What you are asked to do —
Where a line in the listing below contains the word "nhận", copy that line.

Records for the task —
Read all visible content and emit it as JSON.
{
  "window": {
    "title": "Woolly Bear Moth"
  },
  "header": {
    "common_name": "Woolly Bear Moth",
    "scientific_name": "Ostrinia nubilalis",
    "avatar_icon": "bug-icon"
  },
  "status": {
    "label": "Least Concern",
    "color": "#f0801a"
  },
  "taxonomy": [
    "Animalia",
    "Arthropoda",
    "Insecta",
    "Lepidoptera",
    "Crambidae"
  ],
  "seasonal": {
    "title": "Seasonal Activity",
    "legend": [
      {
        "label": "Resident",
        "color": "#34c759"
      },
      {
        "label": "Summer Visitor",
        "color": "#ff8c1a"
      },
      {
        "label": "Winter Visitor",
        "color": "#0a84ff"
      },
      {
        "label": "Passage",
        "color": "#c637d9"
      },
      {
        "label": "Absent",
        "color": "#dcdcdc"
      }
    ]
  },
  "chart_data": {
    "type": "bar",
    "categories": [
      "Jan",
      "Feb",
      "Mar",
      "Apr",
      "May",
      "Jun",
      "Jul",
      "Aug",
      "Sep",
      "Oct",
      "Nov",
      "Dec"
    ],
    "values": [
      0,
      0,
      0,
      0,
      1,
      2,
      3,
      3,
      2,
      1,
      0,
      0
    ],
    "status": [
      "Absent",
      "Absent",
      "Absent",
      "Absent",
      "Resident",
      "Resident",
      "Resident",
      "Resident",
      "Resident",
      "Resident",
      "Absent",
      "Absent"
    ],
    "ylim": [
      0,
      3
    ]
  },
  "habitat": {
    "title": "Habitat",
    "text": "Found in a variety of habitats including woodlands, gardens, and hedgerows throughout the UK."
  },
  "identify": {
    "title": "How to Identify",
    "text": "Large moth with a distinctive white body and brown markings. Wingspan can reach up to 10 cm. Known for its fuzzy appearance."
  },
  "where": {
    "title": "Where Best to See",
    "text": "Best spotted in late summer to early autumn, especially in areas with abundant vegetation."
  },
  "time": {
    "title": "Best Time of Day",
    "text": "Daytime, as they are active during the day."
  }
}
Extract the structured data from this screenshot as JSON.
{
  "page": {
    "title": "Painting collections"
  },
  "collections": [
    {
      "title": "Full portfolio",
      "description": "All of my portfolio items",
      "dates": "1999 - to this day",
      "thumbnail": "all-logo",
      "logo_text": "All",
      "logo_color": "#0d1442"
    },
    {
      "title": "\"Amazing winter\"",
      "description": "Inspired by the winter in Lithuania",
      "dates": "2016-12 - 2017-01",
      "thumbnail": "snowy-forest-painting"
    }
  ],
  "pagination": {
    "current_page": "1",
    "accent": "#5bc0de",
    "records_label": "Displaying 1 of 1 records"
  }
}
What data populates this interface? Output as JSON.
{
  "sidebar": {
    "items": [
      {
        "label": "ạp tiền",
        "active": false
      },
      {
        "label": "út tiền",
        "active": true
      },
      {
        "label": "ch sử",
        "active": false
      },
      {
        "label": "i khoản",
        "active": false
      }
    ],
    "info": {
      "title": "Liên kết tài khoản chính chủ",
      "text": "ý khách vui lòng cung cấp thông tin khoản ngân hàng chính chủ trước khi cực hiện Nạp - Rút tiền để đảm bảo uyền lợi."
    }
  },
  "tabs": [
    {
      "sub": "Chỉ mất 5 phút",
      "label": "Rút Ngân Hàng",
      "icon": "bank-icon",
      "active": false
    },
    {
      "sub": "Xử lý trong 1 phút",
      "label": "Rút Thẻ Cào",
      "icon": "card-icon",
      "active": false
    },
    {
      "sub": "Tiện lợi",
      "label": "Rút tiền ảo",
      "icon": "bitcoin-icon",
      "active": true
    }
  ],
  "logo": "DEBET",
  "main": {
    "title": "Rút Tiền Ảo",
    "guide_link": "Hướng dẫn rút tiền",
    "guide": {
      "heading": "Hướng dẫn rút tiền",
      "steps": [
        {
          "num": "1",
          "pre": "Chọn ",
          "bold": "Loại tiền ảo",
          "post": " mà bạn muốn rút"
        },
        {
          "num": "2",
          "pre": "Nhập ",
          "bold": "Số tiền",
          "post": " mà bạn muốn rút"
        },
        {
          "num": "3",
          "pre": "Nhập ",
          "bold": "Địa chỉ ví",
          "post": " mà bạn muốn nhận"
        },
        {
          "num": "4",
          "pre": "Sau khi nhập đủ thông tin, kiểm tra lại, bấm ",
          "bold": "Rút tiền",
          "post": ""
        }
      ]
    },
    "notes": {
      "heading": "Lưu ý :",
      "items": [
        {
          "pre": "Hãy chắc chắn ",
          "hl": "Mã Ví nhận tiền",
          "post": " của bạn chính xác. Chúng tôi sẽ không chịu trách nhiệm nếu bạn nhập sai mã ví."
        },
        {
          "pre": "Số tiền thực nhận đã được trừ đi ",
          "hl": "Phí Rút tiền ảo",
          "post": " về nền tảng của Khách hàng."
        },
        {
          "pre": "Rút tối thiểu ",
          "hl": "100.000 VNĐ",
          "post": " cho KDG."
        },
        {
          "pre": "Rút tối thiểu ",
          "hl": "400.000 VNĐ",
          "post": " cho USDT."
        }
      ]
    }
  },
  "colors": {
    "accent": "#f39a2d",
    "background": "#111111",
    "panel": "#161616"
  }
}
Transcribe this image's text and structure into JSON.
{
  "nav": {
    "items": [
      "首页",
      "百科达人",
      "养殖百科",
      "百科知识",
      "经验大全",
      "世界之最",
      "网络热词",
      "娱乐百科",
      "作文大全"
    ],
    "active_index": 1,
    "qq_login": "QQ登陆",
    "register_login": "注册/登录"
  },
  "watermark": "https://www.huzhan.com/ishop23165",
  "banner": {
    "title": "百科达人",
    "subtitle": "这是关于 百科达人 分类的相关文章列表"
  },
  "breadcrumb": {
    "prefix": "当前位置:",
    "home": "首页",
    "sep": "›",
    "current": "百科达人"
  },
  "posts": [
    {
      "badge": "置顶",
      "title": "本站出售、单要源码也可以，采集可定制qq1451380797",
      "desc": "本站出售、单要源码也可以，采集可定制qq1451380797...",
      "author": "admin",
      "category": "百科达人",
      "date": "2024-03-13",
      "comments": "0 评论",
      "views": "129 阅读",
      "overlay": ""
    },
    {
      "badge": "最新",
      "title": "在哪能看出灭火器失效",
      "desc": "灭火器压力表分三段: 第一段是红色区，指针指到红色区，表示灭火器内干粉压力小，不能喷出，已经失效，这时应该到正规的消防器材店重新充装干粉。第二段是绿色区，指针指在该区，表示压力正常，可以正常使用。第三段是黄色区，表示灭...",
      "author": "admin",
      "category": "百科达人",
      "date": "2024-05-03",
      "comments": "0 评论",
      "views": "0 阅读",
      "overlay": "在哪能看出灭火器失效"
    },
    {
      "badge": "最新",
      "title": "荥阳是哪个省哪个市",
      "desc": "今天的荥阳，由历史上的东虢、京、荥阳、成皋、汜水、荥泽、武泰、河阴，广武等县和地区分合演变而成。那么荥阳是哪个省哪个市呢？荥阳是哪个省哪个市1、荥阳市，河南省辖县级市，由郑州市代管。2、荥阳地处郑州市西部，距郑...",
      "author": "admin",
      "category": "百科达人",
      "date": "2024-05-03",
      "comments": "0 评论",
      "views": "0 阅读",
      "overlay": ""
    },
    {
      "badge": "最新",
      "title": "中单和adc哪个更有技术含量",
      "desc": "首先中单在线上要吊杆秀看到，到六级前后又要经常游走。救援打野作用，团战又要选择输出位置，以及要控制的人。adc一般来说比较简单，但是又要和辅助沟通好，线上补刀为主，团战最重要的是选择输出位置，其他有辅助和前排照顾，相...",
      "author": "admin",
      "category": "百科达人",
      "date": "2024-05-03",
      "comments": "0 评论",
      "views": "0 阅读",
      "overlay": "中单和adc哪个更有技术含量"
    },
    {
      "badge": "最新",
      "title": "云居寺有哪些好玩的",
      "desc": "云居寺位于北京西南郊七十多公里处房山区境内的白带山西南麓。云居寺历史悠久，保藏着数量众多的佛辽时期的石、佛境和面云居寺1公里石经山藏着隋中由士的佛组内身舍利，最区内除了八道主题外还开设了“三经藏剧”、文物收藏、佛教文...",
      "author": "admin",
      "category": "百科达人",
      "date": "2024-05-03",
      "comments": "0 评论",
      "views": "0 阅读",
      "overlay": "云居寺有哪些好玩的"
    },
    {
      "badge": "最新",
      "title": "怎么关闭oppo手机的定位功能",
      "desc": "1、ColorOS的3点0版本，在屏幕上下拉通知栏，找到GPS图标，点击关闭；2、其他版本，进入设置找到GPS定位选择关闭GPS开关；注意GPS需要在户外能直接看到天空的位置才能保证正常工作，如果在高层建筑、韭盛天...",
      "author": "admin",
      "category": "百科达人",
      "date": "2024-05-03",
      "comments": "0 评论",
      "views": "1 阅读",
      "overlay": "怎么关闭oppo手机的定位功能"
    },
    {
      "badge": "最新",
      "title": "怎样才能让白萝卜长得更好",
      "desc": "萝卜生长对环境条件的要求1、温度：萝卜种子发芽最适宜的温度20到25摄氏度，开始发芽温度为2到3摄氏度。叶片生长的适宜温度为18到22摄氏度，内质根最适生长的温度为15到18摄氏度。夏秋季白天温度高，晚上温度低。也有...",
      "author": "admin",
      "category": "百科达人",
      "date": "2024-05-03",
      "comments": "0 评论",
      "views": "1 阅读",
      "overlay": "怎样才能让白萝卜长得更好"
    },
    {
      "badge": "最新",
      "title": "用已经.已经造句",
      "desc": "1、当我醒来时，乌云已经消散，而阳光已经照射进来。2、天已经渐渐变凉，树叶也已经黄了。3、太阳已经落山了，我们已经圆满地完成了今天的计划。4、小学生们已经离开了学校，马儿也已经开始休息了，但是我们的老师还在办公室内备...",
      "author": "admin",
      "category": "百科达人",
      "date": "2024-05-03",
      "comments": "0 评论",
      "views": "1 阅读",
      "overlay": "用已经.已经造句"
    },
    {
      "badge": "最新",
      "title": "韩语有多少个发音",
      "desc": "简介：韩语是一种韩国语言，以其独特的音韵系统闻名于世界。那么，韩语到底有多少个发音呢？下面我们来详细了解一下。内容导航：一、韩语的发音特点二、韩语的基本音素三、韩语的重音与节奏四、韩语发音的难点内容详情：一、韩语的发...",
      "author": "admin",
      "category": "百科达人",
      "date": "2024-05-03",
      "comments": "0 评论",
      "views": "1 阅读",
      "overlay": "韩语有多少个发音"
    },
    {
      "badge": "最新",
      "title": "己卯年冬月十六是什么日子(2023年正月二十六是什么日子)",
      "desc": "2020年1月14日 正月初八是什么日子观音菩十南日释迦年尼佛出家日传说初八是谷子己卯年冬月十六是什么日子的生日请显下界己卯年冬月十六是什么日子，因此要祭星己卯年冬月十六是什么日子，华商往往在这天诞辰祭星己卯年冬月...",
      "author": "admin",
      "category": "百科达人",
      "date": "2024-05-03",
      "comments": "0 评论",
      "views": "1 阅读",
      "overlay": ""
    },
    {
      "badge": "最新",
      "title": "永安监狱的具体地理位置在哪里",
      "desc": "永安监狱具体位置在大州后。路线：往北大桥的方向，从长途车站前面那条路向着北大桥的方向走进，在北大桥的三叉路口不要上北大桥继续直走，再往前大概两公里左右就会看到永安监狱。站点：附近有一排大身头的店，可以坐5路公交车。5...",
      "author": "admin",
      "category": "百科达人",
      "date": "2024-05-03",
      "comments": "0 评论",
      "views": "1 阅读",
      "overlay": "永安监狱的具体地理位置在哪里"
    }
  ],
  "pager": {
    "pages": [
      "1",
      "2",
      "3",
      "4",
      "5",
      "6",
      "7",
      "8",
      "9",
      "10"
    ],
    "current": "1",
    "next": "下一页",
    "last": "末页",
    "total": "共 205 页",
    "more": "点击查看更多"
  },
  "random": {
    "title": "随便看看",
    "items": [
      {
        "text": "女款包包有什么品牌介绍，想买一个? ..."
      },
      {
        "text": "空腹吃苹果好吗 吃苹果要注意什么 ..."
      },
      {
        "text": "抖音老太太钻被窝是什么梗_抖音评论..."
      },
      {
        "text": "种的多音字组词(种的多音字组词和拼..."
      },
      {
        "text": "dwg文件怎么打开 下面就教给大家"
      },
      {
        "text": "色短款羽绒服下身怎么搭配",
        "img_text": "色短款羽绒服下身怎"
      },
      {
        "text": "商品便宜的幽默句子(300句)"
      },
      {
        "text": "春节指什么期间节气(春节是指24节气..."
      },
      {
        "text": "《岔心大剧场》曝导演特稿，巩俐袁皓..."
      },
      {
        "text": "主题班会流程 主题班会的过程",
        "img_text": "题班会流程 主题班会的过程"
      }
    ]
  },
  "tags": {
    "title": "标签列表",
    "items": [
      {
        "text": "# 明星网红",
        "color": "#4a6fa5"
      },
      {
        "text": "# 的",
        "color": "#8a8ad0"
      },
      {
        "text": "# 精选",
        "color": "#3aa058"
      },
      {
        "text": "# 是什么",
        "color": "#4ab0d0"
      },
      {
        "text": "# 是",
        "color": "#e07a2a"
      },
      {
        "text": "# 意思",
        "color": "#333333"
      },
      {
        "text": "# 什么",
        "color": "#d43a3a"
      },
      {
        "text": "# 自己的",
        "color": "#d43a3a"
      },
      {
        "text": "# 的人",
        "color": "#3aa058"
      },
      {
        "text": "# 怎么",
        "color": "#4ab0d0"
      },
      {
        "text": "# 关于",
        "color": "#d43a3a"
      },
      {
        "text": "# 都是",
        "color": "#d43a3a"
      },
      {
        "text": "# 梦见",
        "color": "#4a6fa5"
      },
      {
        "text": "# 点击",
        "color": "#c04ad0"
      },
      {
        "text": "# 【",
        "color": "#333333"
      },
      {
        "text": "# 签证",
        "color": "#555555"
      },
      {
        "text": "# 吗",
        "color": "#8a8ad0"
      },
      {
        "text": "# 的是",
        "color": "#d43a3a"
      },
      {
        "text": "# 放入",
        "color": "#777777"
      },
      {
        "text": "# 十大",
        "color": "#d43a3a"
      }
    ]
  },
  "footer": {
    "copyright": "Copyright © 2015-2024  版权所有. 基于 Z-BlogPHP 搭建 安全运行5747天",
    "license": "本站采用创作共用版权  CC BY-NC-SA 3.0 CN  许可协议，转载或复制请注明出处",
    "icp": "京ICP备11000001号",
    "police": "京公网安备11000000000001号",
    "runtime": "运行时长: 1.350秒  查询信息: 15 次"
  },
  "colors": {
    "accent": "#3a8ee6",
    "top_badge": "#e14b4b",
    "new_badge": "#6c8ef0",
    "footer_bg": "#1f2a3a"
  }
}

Problem solution —
          "post": " mà bạn muốn nhận"
          "hl": "Mã Ví nhận tiền",
          "pre": "Số tiền thực nhận đã được trừ đi ",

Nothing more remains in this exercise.